A Simple Creative Design
The small steel manufacturing company had always had good relations with its workers. The first generation German owners were paternal (turkeys at Thanksgiving to the workers and other occasional signs of their humanity). But, it was a command and control environment – do your work, do as you’re told, don’t ask questions and you can be happy here.
The young workers wanted more say. They questioned their bosses and, worse, the owners. Turkeys weren’t sufficient. There was a strike and the plant almost closed. The animosity was palpable. The owners were about to throw in the towel. We were asked to help open the lines of communication and to heal the wounds created by the strike. If something didn’t change it was only a matter of time before the company would end.
Something dramatic would have to happen to change the attitudes of the workers and the leaders. There was a “take no prisoners” attitude on both of their parts. The fear was that simply “talking” about their differences would result in further polarizing the participants.
TNG designed and facilitated a 3-day session offsite. We paired union reps and managers, and each pair was to take a list of questions created by the two groups and spend three hours interviewing constituents in an attempt to discover what might help to turn things around between hostile labor and belligerent management. Then, they were to organize their information, including what they believed could help bring their own groups together and share it with the larger group.
First, the act of interviewing and organizing the data helped the various partners to depend on each other, to risk mutually in a common task, to have fun, to begin dropping their doubts and suspicions. Second, there were many similarities recommended from the various pairs. Third, working from agreements, the tone and attitudes between the two groups changed dramatically.
The union reps returned to the plant with a series of proposals already vetted with management. Passage was rapid. A standing management / labor committee resulted.
There has not been another strike in the intervening years.
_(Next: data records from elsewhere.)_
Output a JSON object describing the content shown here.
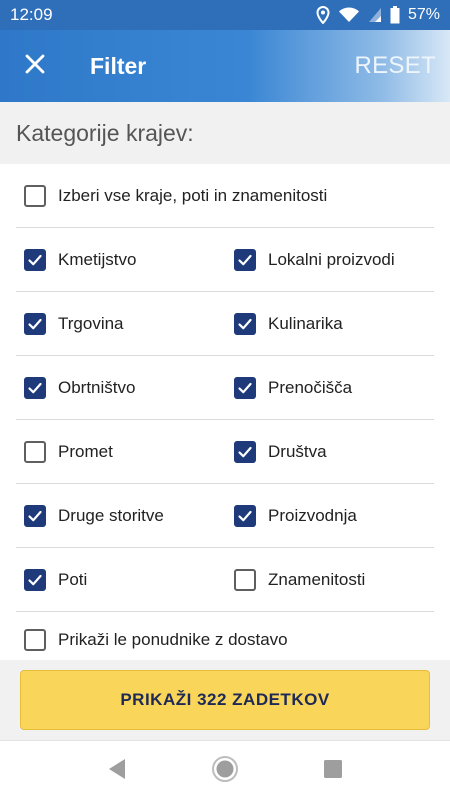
{
  "status_bar": {
    "time": "12:09",
    "battery": "57%"
  },
  "app_bar": {
    "title": "Filter",
    "reset_label": "RESET"
  },
  "section": {
    "title": "Kategorije krajev:"
  },
  "select_all": {
    "label": "Izberi vse kraje, poti in znamenitosti",
    "checked": false
  },
  "categories": [
    {
      "label": "Kmetijstvo",
      "checked": true
    },
    {
      "label": "Lokalni proizvodi",
      "checked": true
    },
    {
      "label": "Trgovina",
      "checked": true
    },
    {
      "label": "Kulinarika",
      "checked": true
    },
    {
      "label": "Obrtništvo",
      "checked": true
    },
    {
      "label": "Prenočišča",
      "checked": true
    },
    {
      "label": "Promet",
      "checked": false
    },
    {
      "label": "Društva",
      "checked": true
    },
    {
      "label": "Druge storitve",
      "checked": true
    },
    {
      "label": "Proizvodnja",
      "checked": true
    },
    {
      "label": "Poti",
      "checked": true
    },
    {
      "label": "Znamenitosti",
      "checked": false
    }
  ],
  "delivery_only": {
    "label": "Prikaži le ponudnike z dostavo",
    "checked": false
  },
  "show_results_button": {
    "label": "PRIKAŽI 322 ZADETKOV"
  },
  "colors": {
    "appbar": "#2f78c9",
    "checkbox_checked": "#1f3a7a",
    "button": "#f9d55a"
  }
}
Every contract was successfully negotiated ahead of the required deadline. Our willingness to think out of the proverbial box had been key. Their willingness to risk setting aside their differences was critical.